Why Is This Burial Ground Kept Secret?
One reason put forward in the past for not publicising it is that to do so would attract vandalism. I am not sure who made that decision or why it was thought that this place was any more likely to attract vandals than Black Friars, but I will come back to that issue in my next post dealing with the history of Jews in Ipswich – click here to read about how Jews came to be in England and eventually, Ipswich.
The point is, as long as the people of Ipswich are not allowed to know about this place, then they cannot stand up and object to the neglect it is suffering from and demand it be preserved for future generations to see.
Surely if more of the caring, intelligent and sensible population of Ipswich is aware of what is happening then more voices will be calling for the site’s listed status to be respected and will also demand measures be put in place to protect it.
It is ironic that while ‘someone’ has decided it should be protected from vandalism by keeping it a secret from the people of the town, ‘someone’ else has decided it is ok to bolt ugly signs to the Grade II listed walls and have a carwash right next to it. Vandalism clearly comes in many forms.
The bricks making up the lower part of the east wall have lost most of the mortar. The metal gate is rusty and looks shabby. The site has a derelict feel to it.

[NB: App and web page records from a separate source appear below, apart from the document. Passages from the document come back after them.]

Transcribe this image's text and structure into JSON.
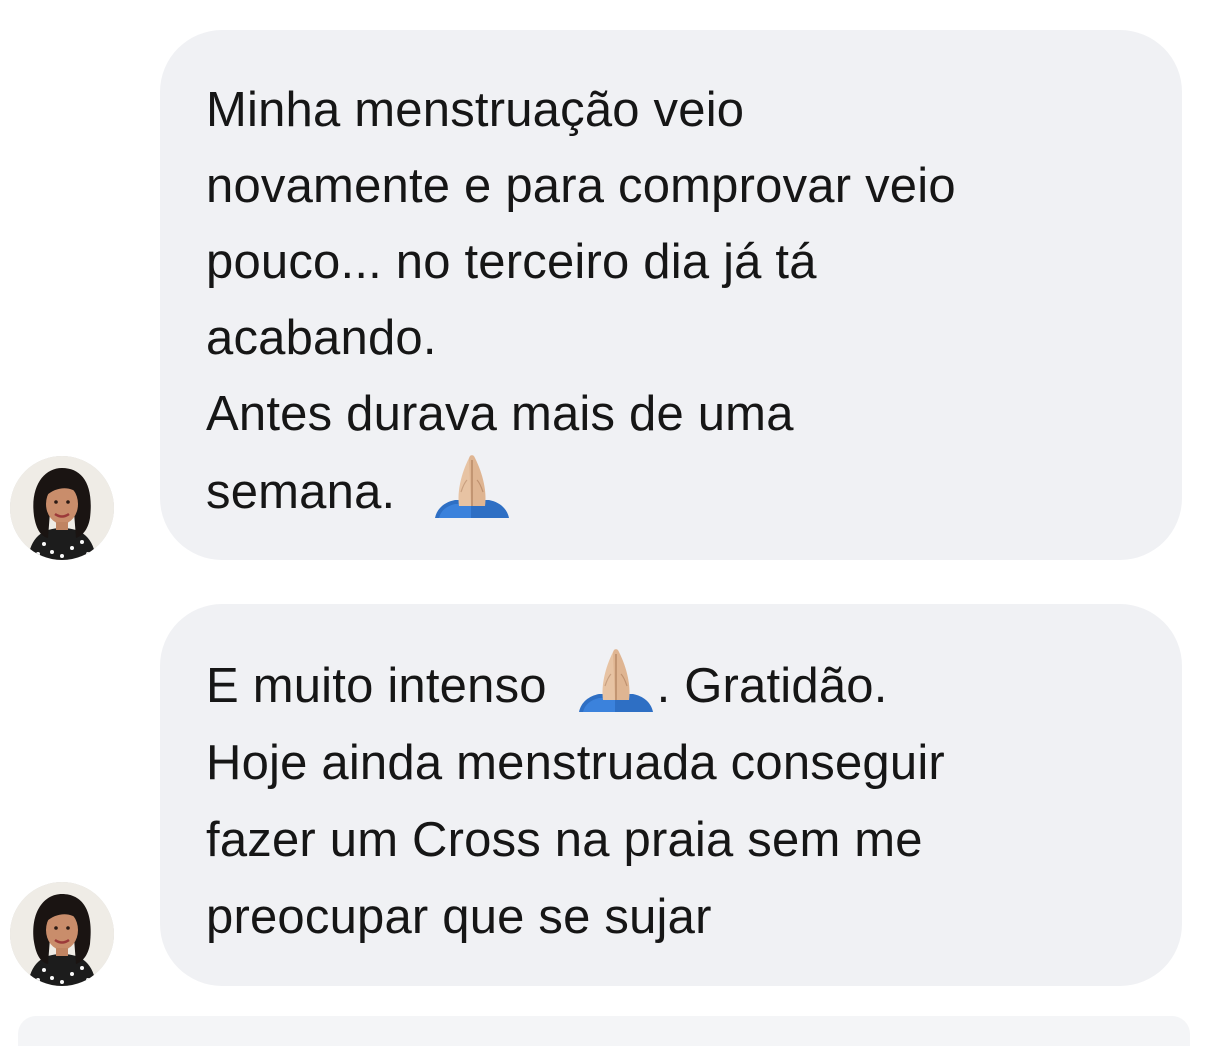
{
  "thread": {
    "messages": [
      {
        "lines": [
          "Minha menstruação veio",
          "novamente e para comprovar veio",
          "pouco... no terceiro dia já tá",
          "acabando.",
          "Antes durava mais de uma"
        ],
        "last_line_text": "semana.",
        "emoji": "folded-hands-icon"
      },
      {
        "first_line_before": "E muito intenso",
        "first_line_after": ". Gratidão.",
        "emoji": "folded-hands-icon",
        "lines": [
          "Hoje ainda menstruada conseguir",
          "fazer um Cross na praia sem me",
          "preocupar que se sujar"
        ]
      }
    ]
  },
  "colors": {
    "bubble": "#f0f1f4",
    "text": "#161616",
    "background": "#ffffff"
  }
}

There are cracks in the walls in various places and when the walls were listed in 2008, it was noted that no maintenance work had been done in recent years.
Is any maintenance work being done now? The lack of mortar in the bottom of the centuries old east wall, an issue that could de-stabilise the entire wall says maybe not.
Even more ironically, the site has been written about in a book, available from Amazon, called Secret Ipswich by Susan Gardiner. From the information given in the book, one would not have to be a genius to work out the exact location of the burial ground.
I have been aware of this site for many years and have visited it regularly.
The decline in the fabric of the surrounding area is blatantly obvious to me. The car park that surrounds the burial ground is a mess. It is a jumble of red block paving and uneven, broken concrete interspersed with mud which, in one area, is made worse by the car wash water run-off.
Is the Neglect of the Burial Ground Bad For the Town’s Image?
Ipswich is a place that has been mocked by comedians for many years; it even made the list in a book many years ago called Crap Towns. It is not surprising, in my opinion, that Ipswich struggles with this reputation when we see how neglected important places like the Jews’ burial ground are.
The nearby waterfront is, in my view, a horrendous mishmash of half finished buildings and the ones that are finished and occupied are already showing signs of poor weathering. Some of the buildings look grubby and one is still missing some cladding that blew off in the wind last year.
The infamous ‘wine-rack’, an unfinished high-rise development still blights the landscape years after the developer ceased work.
(2021 – This has now been developed after many years of sitting derelict like this)
It is not unusual to see council bods and others in the public eye congratulating themselves over revamping shopping centres that have been dying on their feet for years while berating critics for not being more supportive of the town.
However, when people see how shoddy the town has become in certain areas and how badly the potholed roads are affecting their cars, a couple of tarted-up shopping centres are not going to keep the council-tax paying public happy.
The health of a town is not just about shopping centres and commerce. It is about spirituality, history and preservation.
Everything I have written here is my own opinion – of course others may not agree.
I welcome any comments people may have, particularly readers in the USA. Is this kind of neglect of historic places common where you live?
Should this historic burial ground be teated with more respect by the local authority than allowing a car wash to operate there?